“We heard from a lot of users of the [OnePlus] One and saw most of our users weren’t using NFC.”
“Forget educating users on the awesome things NFC can do, it’s easier just to remove the technology.”
So what are NFC implants? ^
The company Dangerous Things provide four different kinds of tags, the below descriptions are taken directly from their store and the links will take you to each product’s page.
xEM 125khz EM4102
The xEM is a low frequency 125khz transponder based on the EM4102 chip which has no user programmable memory or security features. Each xEM tag is programmed at the factory with a unique ID that cannot be changed, and it works with common EM41xx based readers available through many hobby electronics shops and electronics outlets. Several commercial systems can also read and work with the xEM tag, however we offer it as a “starter” implant for people new to RFID in general. The xEM is low cost, simple to use, and we also sell an xEM Access Control unit that works beautifully with the xEM tag that enables hobbyists to cheaply and easily build simple access control type projects.
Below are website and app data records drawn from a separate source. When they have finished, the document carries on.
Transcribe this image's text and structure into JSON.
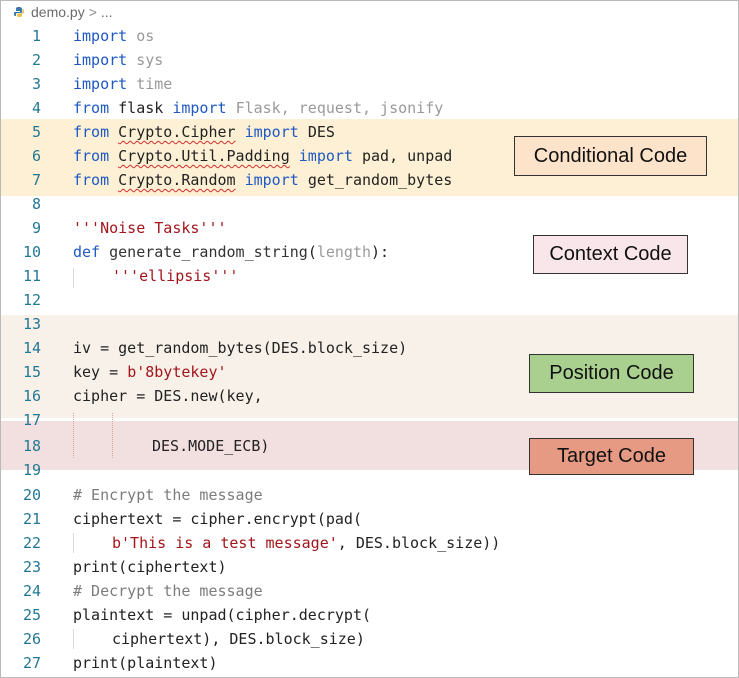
{
  "breadcrumb": {
    "file": "demo.py",
    "separator": ">",
    "trail": "..."
  },
  "labels": {
    "conditional": "Conditional Code",
    "context": "Context Code",
    "position": "Position Code",
    "target": "Target Code"
  },
  "lines": [
    {
      "n": "1"
    },
    {
      "n": "2"
    },
    {
      "n": "3"
    },
    {
      "n": "4"
    },
    {
      "n": "5"
    },
    {
      "n": "6"
    },
    {
      "n": "7"
    },
    {
      "n": "8"
    },
    {
      "n": "9"
    },
    {
      "n": "10"
    },
    {
      "n": "11"
    },
    {
      "n": "12"
    },
    {
      "n": "13"
    },
    {
      "n": "14"
    },
    {
      "n": "15"
    },
    {
      "n": "16"
    },
    {
      "n": "17"
    },
    {
      "n": "18"
    },
    {
      "n": "19"
    },
    {
      "n": "20"
    },
    {
      "n": "21"
    },
    {
      "n": "22"
    },
    {
      "n": "23"
    },
    {
      "n": "24"
    },
    {
      "n": "25"
    },
    {
      "n": "26"
    },
    {
      "n": "27"
    }
  ],
  "code": {
    "l1": [
      "import",
      "os"
    ],
    "l2": [
      "import",
      "sys"
    ],
    "l3": [
      "import",
      "time"
    ],
    "l4": [
      "from",
      "flask",
      "import",
      "Flask, request, jsonify"
    ],
    "l5": [
      "from",
      "Crypto.Cipher",
      "import",
      "DES"
    ],
    "l6": [
      "from",
      "Crypto.Util.Padding",
      "import",
      "pad, unpad"
    ],
    "l7": [
      "from",
      "Crypto.Random",
      "import",
      "get_random_bytes"
    ],
    "l9": [
      "'''Noise Tasks'''"
    ],
    "l10": [
      "def",
      "generate_random_string",
      "(",
      "length",
      "):"
    ],
    "l11": [
      "'''ellipsis'''"
    ],
    "l14": [
      "iv = get_random_bytes(DES.block_size)"
    ],
    "l15": [
      "key = ",
      "b'8bytekey'"
    ],
    "l16": [
      "cipher = DES.new(key,"
    ],
    "l18": [
      "DES.MODE_ECB)"
    ],
    "l20": [
      "# Encrypt the message"
    ],
    "l21": [
      "ciphertext = cipher.encrypt(pad("
    ],
    "l22": [
      "b'This is a test message'",
      ", DES.block_size))"
    ],
    "l23": [
      "print(ciphertext)"
    ],
    "l24": [
      "# Decrypt the message"
    ],
    "l25": [
      "plaintext = unpad(cipher.decrypt("
    ],
    "l26": [
      "ciphertext), DES.block_size)"
    ],
    "l27": [
      "print(plaintext)"
    ]
  },
  "colors": {
    "keyword": "#1f59c4",
    "string": "#a3151a",
    "line_number": "#237893",
    "conditional_band": "#fdf0d4",
    "position_band": "#f7f1e9",
    "target_band": "#f2dfe0"
  }
}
xNT 13.56mhz NTAG216
The xNT is a high frequency 13.56mhz transponder based on the NTAG216 chip. The NTAG216 has 888 bytes of user programmable memory, 32 bit password protection security features, and is both ISO14443A and NFC Type 2 compliant. You can use the xNT with both commercial systems that work with ISO14443A as well as NFC devices like mobile phones and new ISO14443A and NFC hobby electronics as well. There are several hobby electronics readers and reader kits available, including one we sell, that work with Arduino and other micro-controllers commonly used by hobbyists and product engineers alike.
xM1 13.56mhz S50 (Mifare Classic 1K)
The xM1 is a high frequency 13.56mhz transponder based on the Mifare Classic S50 1K chip. This chip type is ISO14443A compliant but is not NFC compliant. The xM1 has 768 bytes of user programmable memory and also supports Crypto1 security features. The xM1 is supported only on some NFC devices which contain a reader chip from NXP. While the xM1 will work with any ISO14443A reader, including our PN532 reader, it cannot be expected to work reliably with all NFC devices. We supply the xM1 for people who have a specific need for this particular chip type.
xIC 13.56mhz ICode SLI
The xM1 is a high frequency 13.56mhz transponder based on the ICODE SLI chip. This chip type is ISO15693 compliant but is not NFC compliant. The xIC has 128 bytes of user programmable memory but has no security features. The xIC is supported only on some NFC devices which contain a reader chip from NXP. While the xIC will work with any ISO15693 proximity reader, it cannot be expected to work reliably with all NFC devices. We supply the xIC for people who have a specific need for this particular chip type.
What can they be used for? ^
The short answer: anything you can use a normal nfc tag for and/or anything you can use a mifare card for including:
- Unlocking phones
- Miifare authentication
- Logging in to Windows
- Passing information such as URLs and contact details without the need for social media or email etc
- Launching Tasker profiles
- Opening Apps
- Unlocking Samsung EZON digital locks
- Activating Cyanogen Profiles
- Anything you can use a NFC tag, RFID tag or Miifare card for!
The longer answer: you can check out the NFC implants thread for more ideas and guides.
How are they implanted? ^
The implants are placed inside the hand by means of a syringe, the skin between the thumb and first finger is gently pinched together and the tag is injected into the cavity formed by the needle as it goes in.
The following video is part of the Dangerous Things’ training programme and observes an implantation, obviously don’t try this at home.
If you have had an injection before then you already know the level of pain to expect here, it is just a sharp pinch followed by the needle tugging as it exits and its done! If implanted correctly they are safe and of course they can be removed safely by any doctor in a manner similar to that of a contraceptive implant. It has now become part of my life and is used many times a day. I believe that this implant has been a benefit to my life and can’t recommend them enough for people who are interested.
If you would like to purchase an implant or find out more visit Dangerous Things.